Now, we sit on top of endless pools of data that could help us identify and preemptively address fire threats in the natural world. The Bureau of Meteorology now has a 90% accuracy rating. We have the potential to leverage this data and capabilities to develop AI models and bring “bushfire intelligence” to our management of each summer season.
But these things require great pools of resources, and therefore the potential for waste. If these things are implemented by each state “going it alone,” the duplication of resource expenditure would be monumental, and make efficient collaboration between departments when it is necessary more difficult than it needs to be.
And that’s if there are even enough resources available in the first place for each state to develop its own plan.
The traditional model of each state and department independently developing and implementing its own IT solutions is no longer sustainable. This shift is driven by several factors, including the need to avoid duplication of effort, address skills shortages, and comply with federal mandates. Nearly 70% of IT jobs are in shortage around Australia, and the nation faces a skills challenge not seen in six decades. Many organisations are experiencing an expertise deficiency and competency crisis as they lack the quality and quantity of specialised talent necessary to achieve their business objectives.
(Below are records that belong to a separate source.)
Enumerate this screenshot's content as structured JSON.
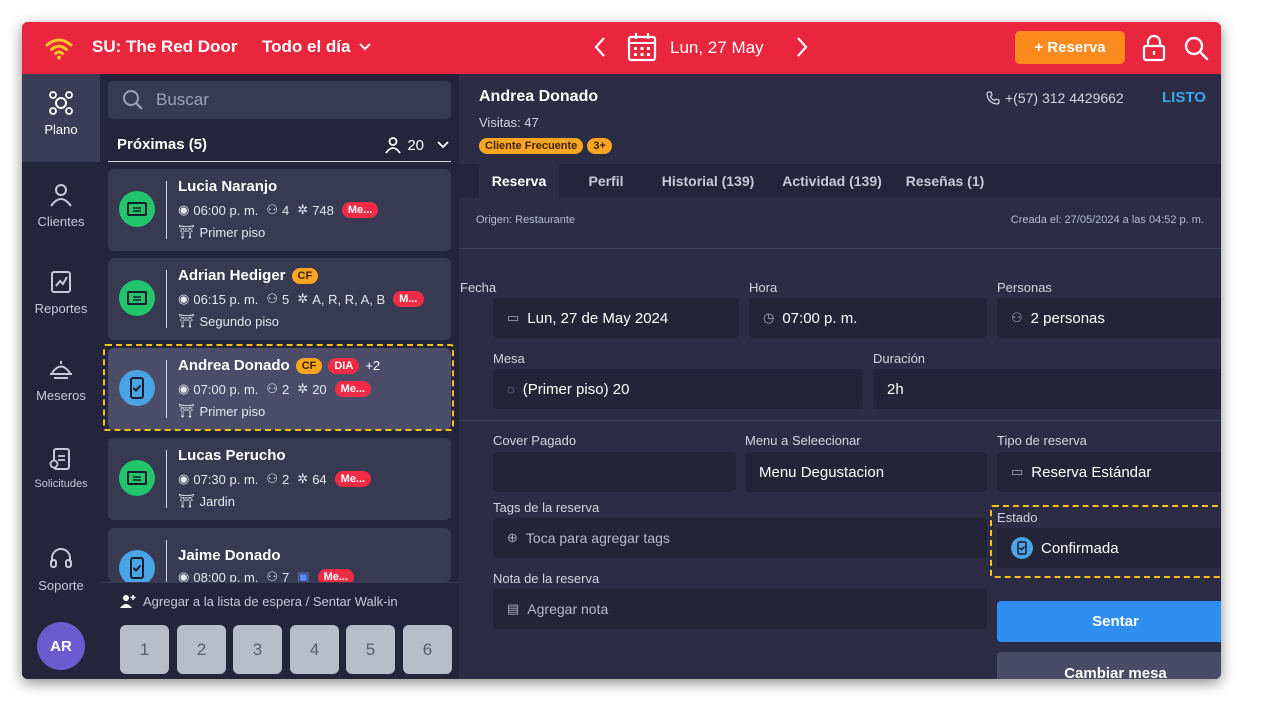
{
  "topbar": {
    "venue": "SU: The Red Door",
    "period": "Todo el día",
    "date": "Lun, 27 May",
    "new_reservation": "+ Reserva",
    "accent_color": "#e9263d"
  },
  "nav": {
    "items": [
      {
        "label": "Plano",
        "icon": "floor-plan-icon",
        "active": true
      },
      {
        "label": "Clientes",
        "icon": "user-icon"
      },
      {
        "label": "Reportes",
        "icon": "chart-icon"
      },
      {
        "label": "Meseros",
        "icon": "waiter-icon"
      },
      {
        "label": "Solicitudes",
        "icon": "requests-icon"
      },
      {
        "label": "Soporte",
        "icon": "headset-icon"
      }
    ],
    "avatar": "AR"
  },
  "list": {
    "search_placeholder": "Buscar",
    "header": "Próximas (5)",
    "guest_count": "20",
    "reservations": [
      {
        "name": "Lucia Naranjo",
        "time": "06:00 p. m.",
        "people": "4",
        "table": "748",
        "tag": "Me...",
        "area": "Primer piso"
      },
      {
        "name": "Adrian Hediger",
        "badge": "CF",
        "time": "06:15 p. m.",
        "people": "5",
        "table": "A, R, R, A, B",
        "tag": "M...",
        "area": "Segundo piso"
      },
      {
        "name": "Andrea Donado",
        "badge": "CF",
        "badge2": "DIA",
        "extra": "+2",
        "time": "07:00 p. m.",
        "people": "2",
        "table": "20",
        "tag": "Me...",
        "area": "Primer piso"
      },
      {
        "name": "Lucas Perucho",
        "time": "07:30 p. m.",
        "people": "2",
        "table": "64",
        "tag": "Me...",
        "area": "Jardin"
      },
      {
        "name": "Jaime Donado",
        "time": "08:00 p. m.",
        "people": "7",
        "tag": "Me..."
      }
    ],
    "waitlist_label": "Agregar a la lista de espera / Sentar Walk-in",
    "party_sizes": [
      "1",
      "2",
      "3",
      "4",
      "5",
      "6"
    ]
  },
  "detail": {
    "name": "Andrea Donado",
    "visits": "Visitas: 47",
    "badge_frequent": "Cliente Frecuente",
    "badge_count": "3+",
    "phone": "+(57) 312 4429662",
    "status_link": "LISTO",
    "tabs": [
      "Reserva",
      "Perfil",
      "Historial (139)",
      "Actividad (139)",
      "Reseñas (1)"
    ],
    "origin": "Origen: Restaurante",
    "created": "Creada el: 27/05/2024 a las 04:52 p. m.",
    "labels": {
      "fecha": "Fecha",
      "hora": "Hora",
      "personas": "Personas",
      "mesa": "Mesa",
      "duracion": "Duración",
      "cover": "Cover Pagado",
      "menu": "Menu a Seleecionar",
      "tipo": "Tipo de reserva",
      "tags": "Tags de la reserva",
      "estado": "Estado",
      "nota": "Nota de la reserva"
    },
    "values": {
      "fecha": "Lun, 27 de May 2024",
      "hora": "07:00 p. m.",
      "personas": "2 personas",
      "mesa": "(Primer piso) 20",
      "duracion": "2h",
      "cover": "",
      "menu": "Menu Degustacion",
      "tipo": "Reserva Estándar",
      "tags_placeholder": "Toca para agregar tags",
      "estado": "Confirmada",
      "nota_placeholder": "Agregar nota"
    },
    "buttons": {
      "sentar": "Sentar",
      "cambiar_mesa": "Cambiar mesa"
    }
  }
}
If, however, the six states and two territories were to collaborate on resources, and find the right support to bring them together, suddenly these shortages wouldn’t be as biting. Suddenly, it becomes possible to be more adventurous and ambitious when looking at what IT can deliver.
Cyber security: The digital “bushfires”
Australia currently has an ambitious vision for cyber security. The “six cyber shields” concept calls for a nationwide approach to cyber security, and impresses the need for more investment, stronger protections, and greater regulation across both the public and private sectors.
And yet, as Associate Professor in the School of Engineering at RMIT University Mark Gregory noted in a column at InnovationAus, Australia is simply not ready for the next wave of cyber crime innovation, and the country “lags international best practice.”
Skills is a foundational problem here, too, with cyber skills, in particular, reaching the level of a catastrophic shortage. There are real questions about whether government departments can hoover up enough talent to tackle the ambition of the six cyber shields and, even if they can, where that leaves the private sector.
With the vision, the intent, and the investment, Australia has the potential to become a leader in the fight against cyber crime. What it needs is to find a way to do that efficiently. For six states and two territories to stop trying to reinvent the wheel with limited resources and come together to truly innovate in a collaborative approach.
That’s what Australia’s banks are doing. In a landmark decision back in August, the ACCC allowed banks to share data in a bid to combat the epidemic of scams that are siphoning billions from Australians. For a long time, the ACCC resisted this, concerned about how the data might be used in other ways. However, the weight and cost of scams have accelerated exponentially and so, with heavy guards over how the data can be used, the ACCC has realised that the best approach is to bring the combined resources of the banks to bear.
Collaboration works. Collaboration between both between states and their private sector service providers, means the country can develop standardised IT solutions that better meet the needs of everyone.
That collaboration and standardisation means a better and less time-consuming experience for anyone who needs to work across departments or states. It allows for a bolder vision, and it allows the departments to focus on outcomes, and not wrestling with technology problems.
Ultimately, that’s going to be a better outcome for all Australians.